Add Custom CSS to WordPress Admin

By  on  

Believe it or not, I spend an awful lot of time going through my blog's comments and correcting spelling issues, code formatting, etc.; yes, even the comments from way back to 2007.  It's mostly for quality control purposes and ease of reading for my readers, especially the code comments.

One gripe I have with WordPress' admin section is that it's difficult to spot <pre> tag contents, especially code samples that are only one line.  It made me think: "wouldn't it be awesome if I could add my own styles to the WordPress admin interface?"  If it's awesome, I want to do it, so here's how you can add your own custom styles to WordPress admin!

Step 1:  Create Your CSS File

You can place the CSS file wherever you'd like; I've chosen to place the CSS file within my theme.  My admin CSS file looks like:

.wp-admin .comment pre {
  background: pink; /* they forgot the language! */
  padding: 6px 10px;
  font-size: 16px;
  border: 1px solid #ccc;
}

.wp-admin .comment pre[class] {
  background: #fff; /* language (likely) there */
}

The CSS above makes <pre> tags more visible.  It also will make any PRE element without a class more apparent, teling me I need to fix it by adding the language as a className.

Step 2:  Add Your CSS to WordPress Admin in functions.php

WordPress uses an add_action type of admin_enqueue_scripts for adding stylesheets anywhere within WordPress:

// Update CSS within in Admin
function admin_style() {
  wp_enqueue_style('admin-styles', get_template_directory_uri().'/admin.css');
}
add_action('admin_enqueue_scripts', 'admin_style');

get_template_directory_uri provides the path to your current theme, you simply need to add the filename to the end of the path.

If you get annoyed with WordPress Admin styles like myself, feel free to jump in and change them.  My update was very simple; if you want to completely overhaul the WordPress theme so your clients think they're getting a completely customized system, feel free to do so!

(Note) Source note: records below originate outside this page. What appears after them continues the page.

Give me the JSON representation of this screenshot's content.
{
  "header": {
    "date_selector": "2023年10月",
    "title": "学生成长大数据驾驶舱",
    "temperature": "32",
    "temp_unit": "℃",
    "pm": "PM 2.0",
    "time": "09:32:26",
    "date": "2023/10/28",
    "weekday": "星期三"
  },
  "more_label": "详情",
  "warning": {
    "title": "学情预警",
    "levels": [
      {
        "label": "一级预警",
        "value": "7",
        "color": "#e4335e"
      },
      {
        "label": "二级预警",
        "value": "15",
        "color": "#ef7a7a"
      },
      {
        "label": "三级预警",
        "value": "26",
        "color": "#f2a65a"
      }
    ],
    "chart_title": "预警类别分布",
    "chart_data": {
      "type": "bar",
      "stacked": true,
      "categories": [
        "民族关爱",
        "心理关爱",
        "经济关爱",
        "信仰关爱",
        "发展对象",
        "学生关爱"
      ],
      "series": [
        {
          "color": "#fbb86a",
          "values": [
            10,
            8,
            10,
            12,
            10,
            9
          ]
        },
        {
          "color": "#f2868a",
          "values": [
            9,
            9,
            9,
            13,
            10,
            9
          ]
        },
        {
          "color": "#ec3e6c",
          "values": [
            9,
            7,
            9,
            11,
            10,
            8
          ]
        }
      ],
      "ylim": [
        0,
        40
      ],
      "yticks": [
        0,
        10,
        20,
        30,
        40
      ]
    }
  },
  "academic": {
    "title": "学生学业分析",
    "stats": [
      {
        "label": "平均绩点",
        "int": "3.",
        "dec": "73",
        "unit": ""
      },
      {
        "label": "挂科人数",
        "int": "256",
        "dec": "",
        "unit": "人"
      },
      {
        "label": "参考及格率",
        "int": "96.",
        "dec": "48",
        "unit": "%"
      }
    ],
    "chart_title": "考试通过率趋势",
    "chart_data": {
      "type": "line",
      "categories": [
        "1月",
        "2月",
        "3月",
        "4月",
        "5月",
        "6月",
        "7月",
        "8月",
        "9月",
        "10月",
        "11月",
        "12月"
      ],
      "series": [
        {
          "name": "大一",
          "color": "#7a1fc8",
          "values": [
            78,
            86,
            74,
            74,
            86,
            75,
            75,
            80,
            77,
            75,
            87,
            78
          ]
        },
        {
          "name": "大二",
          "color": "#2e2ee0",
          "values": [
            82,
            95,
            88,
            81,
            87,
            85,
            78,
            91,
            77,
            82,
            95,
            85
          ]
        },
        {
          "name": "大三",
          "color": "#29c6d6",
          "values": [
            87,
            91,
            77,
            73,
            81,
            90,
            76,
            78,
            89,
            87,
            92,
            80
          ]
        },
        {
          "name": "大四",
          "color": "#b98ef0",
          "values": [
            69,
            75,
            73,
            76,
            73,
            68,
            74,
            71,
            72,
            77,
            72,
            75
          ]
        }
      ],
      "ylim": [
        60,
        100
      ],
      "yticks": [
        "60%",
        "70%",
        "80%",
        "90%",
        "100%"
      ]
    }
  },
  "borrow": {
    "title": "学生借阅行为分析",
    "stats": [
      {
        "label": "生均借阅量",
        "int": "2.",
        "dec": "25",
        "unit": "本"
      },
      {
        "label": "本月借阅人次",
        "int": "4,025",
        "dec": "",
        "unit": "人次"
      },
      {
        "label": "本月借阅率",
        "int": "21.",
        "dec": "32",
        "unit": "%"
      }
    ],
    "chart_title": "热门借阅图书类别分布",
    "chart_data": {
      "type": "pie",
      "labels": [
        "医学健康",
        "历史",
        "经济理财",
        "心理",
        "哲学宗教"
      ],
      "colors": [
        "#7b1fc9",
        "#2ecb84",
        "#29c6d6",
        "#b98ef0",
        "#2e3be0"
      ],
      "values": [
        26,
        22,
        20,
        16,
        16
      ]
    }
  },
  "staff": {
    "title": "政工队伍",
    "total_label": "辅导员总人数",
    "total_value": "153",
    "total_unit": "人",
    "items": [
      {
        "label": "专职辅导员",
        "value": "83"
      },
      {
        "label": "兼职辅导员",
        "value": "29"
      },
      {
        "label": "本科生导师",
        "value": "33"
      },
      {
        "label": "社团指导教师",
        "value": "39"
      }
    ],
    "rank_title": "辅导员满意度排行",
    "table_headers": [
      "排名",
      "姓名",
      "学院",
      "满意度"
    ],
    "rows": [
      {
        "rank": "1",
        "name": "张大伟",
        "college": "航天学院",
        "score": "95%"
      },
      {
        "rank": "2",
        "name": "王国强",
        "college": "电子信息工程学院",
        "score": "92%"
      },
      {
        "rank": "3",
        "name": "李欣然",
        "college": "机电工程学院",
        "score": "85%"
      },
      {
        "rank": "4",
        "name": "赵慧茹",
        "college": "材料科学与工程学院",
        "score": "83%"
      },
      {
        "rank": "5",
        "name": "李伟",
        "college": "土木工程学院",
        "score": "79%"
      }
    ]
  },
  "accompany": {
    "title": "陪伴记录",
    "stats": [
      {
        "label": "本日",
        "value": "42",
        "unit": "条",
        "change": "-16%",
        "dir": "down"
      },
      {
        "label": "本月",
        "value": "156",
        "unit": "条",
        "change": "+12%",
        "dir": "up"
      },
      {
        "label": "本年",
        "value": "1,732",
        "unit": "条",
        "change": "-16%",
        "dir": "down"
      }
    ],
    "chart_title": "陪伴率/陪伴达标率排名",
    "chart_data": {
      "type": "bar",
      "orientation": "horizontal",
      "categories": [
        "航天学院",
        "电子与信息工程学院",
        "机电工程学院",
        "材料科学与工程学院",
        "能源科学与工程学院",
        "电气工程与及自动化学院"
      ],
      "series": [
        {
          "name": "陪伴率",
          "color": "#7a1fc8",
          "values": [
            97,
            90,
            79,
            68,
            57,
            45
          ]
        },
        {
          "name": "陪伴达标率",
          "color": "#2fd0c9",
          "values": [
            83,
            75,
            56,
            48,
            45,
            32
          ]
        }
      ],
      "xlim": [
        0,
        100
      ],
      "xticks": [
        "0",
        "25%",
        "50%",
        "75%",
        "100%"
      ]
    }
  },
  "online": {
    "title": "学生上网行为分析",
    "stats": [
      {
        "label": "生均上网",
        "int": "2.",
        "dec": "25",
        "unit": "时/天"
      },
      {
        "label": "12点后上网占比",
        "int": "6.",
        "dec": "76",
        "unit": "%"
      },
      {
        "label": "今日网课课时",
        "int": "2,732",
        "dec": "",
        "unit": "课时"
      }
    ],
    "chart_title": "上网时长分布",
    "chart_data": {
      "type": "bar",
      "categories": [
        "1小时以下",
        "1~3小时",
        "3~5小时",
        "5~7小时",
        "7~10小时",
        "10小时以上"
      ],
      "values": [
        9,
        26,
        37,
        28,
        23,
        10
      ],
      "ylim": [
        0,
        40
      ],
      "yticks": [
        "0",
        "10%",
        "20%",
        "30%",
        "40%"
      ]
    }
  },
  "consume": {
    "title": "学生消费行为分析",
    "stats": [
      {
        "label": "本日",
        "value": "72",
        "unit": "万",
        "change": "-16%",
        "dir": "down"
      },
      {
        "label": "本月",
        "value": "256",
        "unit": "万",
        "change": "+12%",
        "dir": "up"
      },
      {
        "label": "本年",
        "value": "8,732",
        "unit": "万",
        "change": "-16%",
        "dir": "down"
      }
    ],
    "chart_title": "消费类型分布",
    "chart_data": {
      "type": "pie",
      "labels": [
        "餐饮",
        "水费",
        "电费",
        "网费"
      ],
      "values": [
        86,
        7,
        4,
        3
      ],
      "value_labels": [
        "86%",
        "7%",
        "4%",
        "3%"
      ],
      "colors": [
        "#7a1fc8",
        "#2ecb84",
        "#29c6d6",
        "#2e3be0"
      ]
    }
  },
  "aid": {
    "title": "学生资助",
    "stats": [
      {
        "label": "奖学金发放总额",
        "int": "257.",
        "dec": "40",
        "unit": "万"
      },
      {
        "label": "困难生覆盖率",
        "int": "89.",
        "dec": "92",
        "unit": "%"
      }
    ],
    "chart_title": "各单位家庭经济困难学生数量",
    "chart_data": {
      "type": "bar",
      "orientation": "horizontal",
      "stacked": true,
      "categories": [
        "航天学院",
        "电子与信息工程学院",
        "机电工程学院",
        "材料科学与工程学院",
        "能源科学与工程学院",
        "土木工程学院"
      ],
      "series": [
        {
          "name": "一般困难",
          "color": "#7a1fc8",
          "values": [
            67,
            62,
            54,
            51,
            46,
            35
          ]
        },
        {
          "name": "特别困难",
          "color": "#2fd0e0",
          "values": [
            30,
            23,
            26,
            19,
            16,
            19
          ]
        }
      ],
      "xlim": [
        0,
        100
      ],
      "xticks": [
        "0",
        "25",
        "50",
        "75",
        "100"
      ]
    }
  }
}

Recent Features

  • By
    39 Shirts &#8211; Leaving Mozilla

    In 2001 I had just graduated from a small town high school and headed off to a small town college. I found myself in the quaint computer lab where the substandard computers featured two browsers: Internet Explorer and Mozilla. It was this lab where I fell...

  • By
    How to Create a RetroPie on Raspberry Pi &#8211; Graphical Guide

    Today we get to play amazing games on our super powered game consoles, PCs, VR headsets, and even mobile devices.  While I enjoy playing new games these days, I do long for the retro gaming systems I had when I was a kid: the original Nintendo...

Incredible Demos

  • By
    Use Custom Missing Image Graphics Using MooTools

    Missing images on your website can make you or your business look completely amateur. Unfortunately sometimes an image gets deleted or corrupted without your knowledge. You'd agree with me that IE's default "red x" icon looks awful, so why not use your own missing image graphic? The MooTools JavaScript Note that...

  • By
    MooTools Kwicks Plugin

    I wrote a post titled Get Slick with MooTools Kwicks ages ago. The post was quite popular and the effect has been used often. Looking back now, the original code doesn't look as clean as it could. I've revised the original...

Discussion

  1. Kristy

    Thank you for this! It was extremely useful :)

  2. Paul

    It should be get_stylesheet_directory_uri() instead of get_template_directory_uri() if you’ve put the admin.css in a child theme.

  3. i’ve tried both get_template_directory_uri and get_stylesheet_directory_uri but getting some issues

  4. Matthew

    You can also use Custom CSS Injector plugin ( https://wordpress.org/plugins/css-injector/ ) to add custom CSS only to admin area.

  5. Use

    get_stylesheet_directory_uri()

    if you use a child theme.

Wrap your code in <pre class="{language}"></pre> tags, link to a GitHub gist, JSFiddle fiddle, or CodePen pen to embed!